Exercise objective: Take each line of the entries below that contains "нахваливает" and copy it.
━━━━━ Material shown
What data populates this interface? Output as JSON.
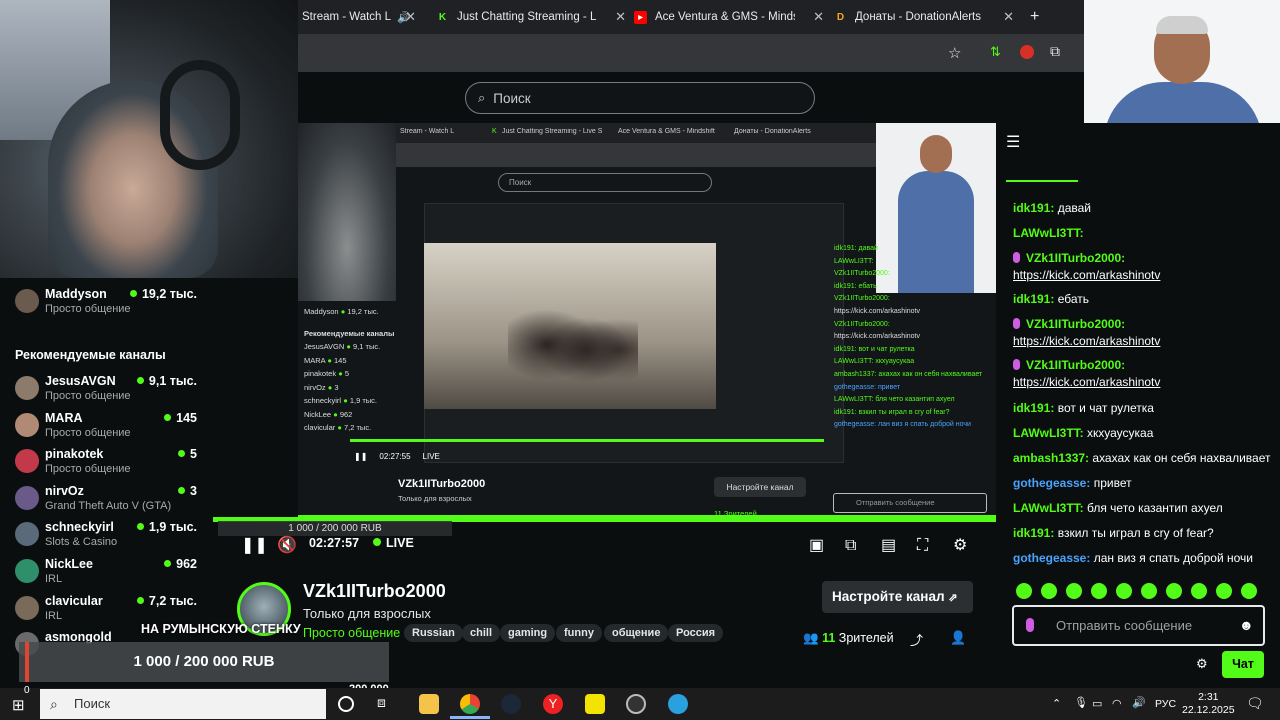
{
  "browser": {
    "tabs": [
      {
        "label": "Stream - Watch L",
        "icon": "speaker-icon"
      },
      {
        "label": "Just Chatting Streaming - Live S",
        "icon": "kick-logo-icon"
      },
      {
        "label": "Ace Ventura & GMS - Mindshift",
        "icon": "youtube-icon"
      },
      {
        "label": "Донаты - DonationAlerts",
        "icon": "donationalerts-icon"
      }
    ],
    "search_placeholder": "Поиск"
  },
  "nested": {
    "search": "Поиск",
    "left_title": "Рекомендуемые каналы",
    "top_channel": "Maddyson",
    "top_viewers": "19,2 тыс.",
    "channels": [
      "JesusAVGN",
      "MARA",
      "pinakotek",
      "nirvOz",
      "schneckyirl",
      "NickLee",
      "clavicular"
    ],
    "viewers": [
      "9,1 тыс.",
      "145",
      "5",
      "3",
      "1,9 тыс.",
      "962",
      "7,2 тыс."
    ],
    "channel_name": "VZk1IITurbo2000",
    "subtitle": "Только для взрослых",
    "setup_button": "Настройте канал",
    "time": "02:27:55",
    "live": "LIVE",
    "viewers_label": "11 Зрителей",
    "send_placeholder": "Отправить сообщение",
    "chat_lines": [
      "idk191: давай",
      "LAWwLI3TT:",
      "VZk1IITurbo2000:",
      "idk191: ебать",
      "VZk1IITurbo2000:",
      "https://kick.com/arkashinotv",
      "VZk1IITurbo2000:",
      "https://kick.com/arkashinotv",
      "idk191: вот и чат рулетка",
      "LAWwLI3TT: хкхуаусукаа",
      "ambash1337: ахахах как он себя нахваливает",
      "gothegeasse: привет",
      "LAWwLI3TT: бля чето казантип ахуел",
      "idk191: взкил ты играл в cry of fear?",
      "gothegeasse: лан виз я спать доброй ночи"
    ]
  },
  "sidebar": {
    "top": {
      "name": "Maddyson",
      "category": "Просто общение",
      "viewers": "19,2 тыс."
    },
    "section_title": "Рекомендуемые каналы",
    "channels": [
      {
        "name": "JesusAVGN",
        "category": "Просто общение",
        "viewers": "9,1 тыс."
      },
      {
        "name": "MARA",
        "category": "Просто общение",
        "viewers": "145"
      },
      {
        "name": "pinakotek",
        "category": "Просто общение",
        "viewers": "5"
      },
      {
        "name": "nirvOz",
        "category": "Grand Theft Auto V (GTA)",
        "viewers": "3"
      },
      {
        "name": "schneckyirl",
        "category": "Slots & Casino",
        "viewers": "1,9 тыс."
      },
      {
        "name": "NickLee",
        "category": "IRL",
        "viewers": "962"
      },
      {
        "name": "clavicular",
        "category": "IRL",
        "viewers": "7,2 тыс."
      },
      {
        "name": "asmongold",
        "category": "",
        "viewers": ""
      }
    ]
  },
  "player": {
    "time": "02:27:57",
    "live": "LIVE",
    "donation_small": "1 000 / 200 000 RUB",
    "progress": 1.0
  },
  "channel": {
    "name": "VZk1IITurbo2000",
    "title": "Только для взрослых",
    "category": "Просто общение",
    "tags": [
      "Russian",
      "chill",
      "gaming",
      "funny",
      "общение",
      "Россия"
    ],
    "setup_button": "Настройте канал",
    "viewers_count": "11",
    "viewers_label": "Зрителей"
  },
  "chat": {
    "lines": [
      {
        "user": "idk191",
        "text": "давай"
      },
      {
        "user": "LAWwLI3TT",
        "text": ""
      },
      {
        "user": "VZk1IITurbo2000",
        "text": ""
      },
      {
        "user": "",
        "text": "https://kick.com/arkashinotv"
      },
      {
        "user": "idk191",
        "text": "ебать"
      },
      {
        "user": "VZk1IITurbo2000",
        "text": ""
      },
      {
        "user": "",
        "text": "https://kick.com/arkashinotv"
      },
      {
        "user": "VZk1IITurbo2000",
        "text": ""
      },
      {
        "user": "",
        "text": "https://kick.com/arkashinotv"
      },
      {
        "user": "idk191",
        "text": "вот и чат рулетка"
      },
      {
        "user": "LAWwLI3TT",
        "text": "хкхуаусукаа"
      },
      {
        "user": "ambash1337",
        "text": "ахахах как он себя нахваливает"
      },
      {
        "user": "gothegeasse",
        "text": "привет"
      },
      {
        "user": "LAWwLI3TT",
        "text": "бля чето казантип ахуел"
      },
      {
        "user": "idk191",
        "text": "взкил ты играл в cry of fear?"
      },
      {
        "user": "gothegeasse",
        "text": "лан виз я спать доброй ночи"
      }
    ],
    "send_placeholder": "Отправить сообщение",
    "chat_button": "Чат"
  },
  "donation": {
    "title": "НА РУМЫНСКУЮ СТЕНКУ",
    "bar": "1 000 / 200 000 RUB",
    "total": "200 000"
  },
  "taskbar": {
    "search": "Поиск",
    "language": "РУС",
    "time": "2:31",
    "date": "22.12.2025",
    "badge": "0"
  },
  "colors": {
    "accent": "#53fc18",
    "background": "#0b0e0f",
    "chat_blue": "#4aa3ff"
  }
}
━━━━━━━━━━
Written solution:
      "ambash1337: ахахах как он себя нахваливает",
        "text": "ахахах как он себя нахваливает"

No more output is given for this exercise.